No one wants to deal with an unexpected medical expense. But this is an unfortunate part of life many people have to experience each year. Putting those costs on a credit card might seem like the only option.
But should you put medical bills on your credit card?
What Are the Dangers of Overusing Credit Cards?
Credit cards can be dangerous for a few reasons. People often don’t recognize the problem with putting too much on their credit cards until they’ve gone too far.
One of the biggest reasons credit cards can be a danger to consumers is the spending doesn’t feel real at the time. You just swipe a piece of plastic and get the thing you need.
But the spending itself isn’t necessarily the biggest issue with credit cards —especially if you’re using them for a necessity. The interest payments are the true culprit, as that’s what leads to ballooning the amount you owe over time.
Say you need to put an unexpected medical expense that costs $5,000. While this seems like a big number, it’s well within the range of unexpected costs. The average emergency room visit cost $1,389 in 2017, but this number is on the rise year over year. Depending on the nature of your emergency, you could be facing a bill well over that figure.
That would be a huge expense for the average person and might require debt in order to make the upfront payment if insurance won’t cover it. Without interest, it’s feasible to pay that off over a course of a few years without having to make substantial lifestyle changes.
However, putting that expense on a credit card means the balance will continue growing even as you pay it down. This creates an added financial strain that will require far more money to pay off than the original amount.
How Can You Prepare for Unexpected Medical Expenses?
It’s always advised that people should expect the unexpected in life. That’s a lot easier said than done. It’s especially hard to prepare for a financial need because you need to be making enough money to either afford comprehensive insurance, or have some money socked away for a rainy day.
If neither of these is true for you, it’s a good idea to try creating an emergency savings account. You’re probably thinking you’re already hard-pressed for money. You don’t have any more to dedicate to things that may or may not happen.

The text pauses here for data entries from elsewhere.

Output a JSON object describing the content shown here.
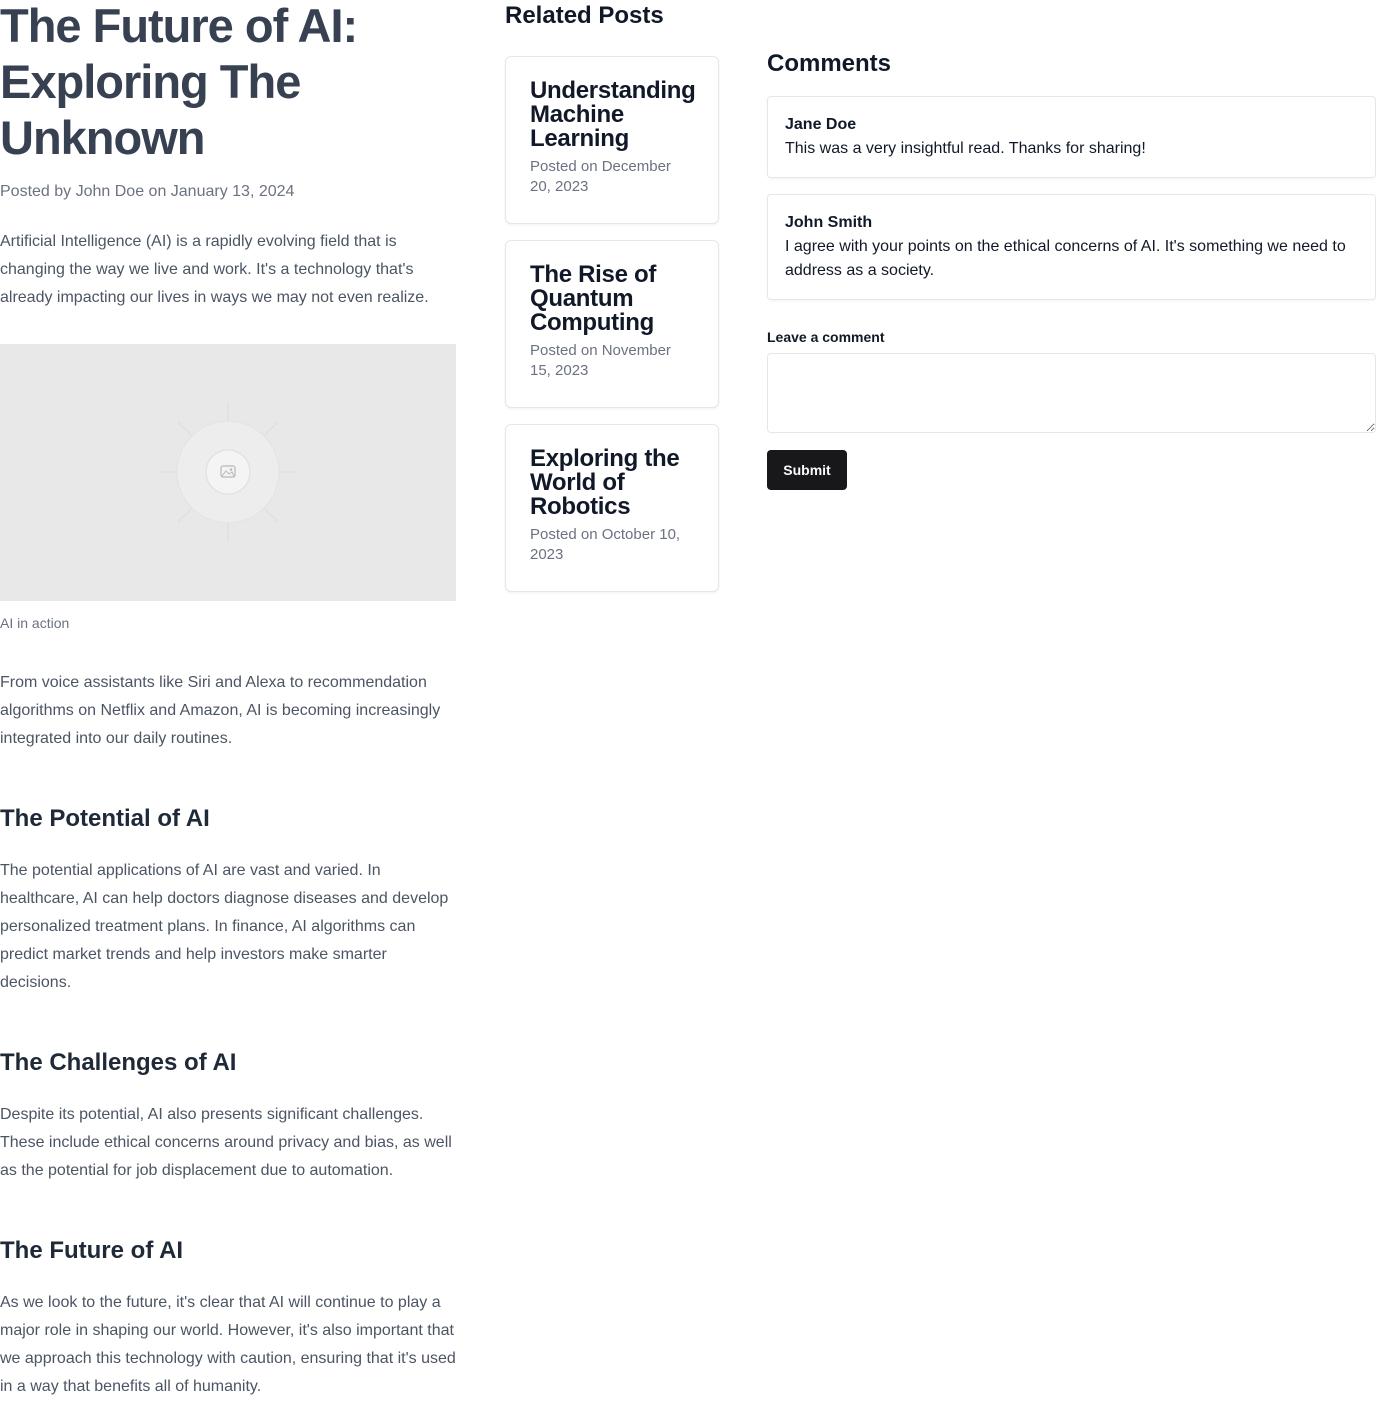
{
  "article": {
    "title": "The Future of AI: Exploring The Unknown",
    "meta": "Posted by John Doe on January 13, 2024",
    "intro": "Artificial Intelligence (AI) is a rapidly evolving field that is changing the way we live and work. It's a technology that's already impacting our lives in ways we may not even realize.",
    "image_icon": "image-placeholder-icon",
    "image_caption": "AI in action",
    "paragraph_2": "From voice assistants like Siri and Alexa to recommendation algorithms on Netflix and Amazon, AI is becoming increasingly integrated into our daily routines.",
    "sections": [
      {
        "heading": "The Potential of AI",
        "body": "The potential applications of AI are vast and varied. In healthcare, AI can help doctors diagnose diseases and develop personalized treatment plans. In finance, AI algorithms can predict market trends and help investors make smarter decisions."
      },
      {
        "heading": "The Challenges of AI",
        "body": "Despite its potential, AI also presents significant challenges. These include ethical concerns around privacy and bias, as well as the potential for job displacement due to automation."
      },
      {
        "heading": "The Future of AI",
        "body": "As we look to the future, it's clear that AI will continue to play a major role in shaping our world. However, it's also important that we approach this technology with caution, ensuring that it's used in a way that benefits all of humanity."
      }
    ]
  },
  "related": {
    "title": "Related Posts",
    "posts": [
      {
        "title": "Understanding Machine Learning",
        "date": "Posted on December 20, 2023"
      },
      {
        "title": "The Rise of Quantum Computing",
        "date": "Posted on November 15, 2023"
      },
      {
        "title": "Exploring the World of Robotics",
        "date": "Posted on October 10, 2023"
      }
    ]
  },
  "comments": {
    "title": "Comments",
    "items": [
      {
        "author": "Jane Doe",
        "text": "This was a very insightful read. Thanks for sharing!"
      },
      {
        "author": "John Smith",
        "text": "I agree with your points on the ethical concerns of AI. It's something we need to address as a society."
      }
    ],
    "form": {
      "label": "Leave a comment",
      "value": "",
      "submit_label": "Submit"
    }
  },
  "colors": {
    "heading": "#374151",
    "body_text": "#4b5563",
    "muted": "#6b7280",
    "button_bg": "#18181b",
    "border": "#e5e7eb",
    "image_bg": "#e8e8e8"
  }
}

However, as noted in the previous section, the ramifications of not having any emergency savings means you’ll need to use credit cards to pay for expenses. This can put you in a serious bind.
Putting away a few dollars per month into a dedicated emergency fund — say 25 or 50 dollars — can make a huge difference over time. No one wants to make sacrifices, especially if their financial situation is already lean. Creating that cushion, however, can be a lifesaver down the line.
What to Do If You Have Too Much Debt
People who already have significant debt might wonder what they can do in their current situations. Those who don’t think they can figure out a way to overcome the debt on their own should consider talking to a debt relief organization.
Companies such as Freedom Debt Relief have helped many people regain control of their finances, even if they’re struggling with a lot of debt. They offer debt settlement and debt consolidation programs for people who need help to get their finances back on track.
When you participate in a debt relief plan, you’re getting experts on your side who have worked with many other people in a similar situation to yours. Qualified enrollees will either get better terms for their current loans, or be able to get a consolidated loan from the debt relief agency. Some people are even able to eliminate their debt in 24-48 months when using these plans.
Your health is a kind of wealth. Keeping yourself healthy is of the utmost importance. But don’t let unforeseen medical expenses derail your financial health.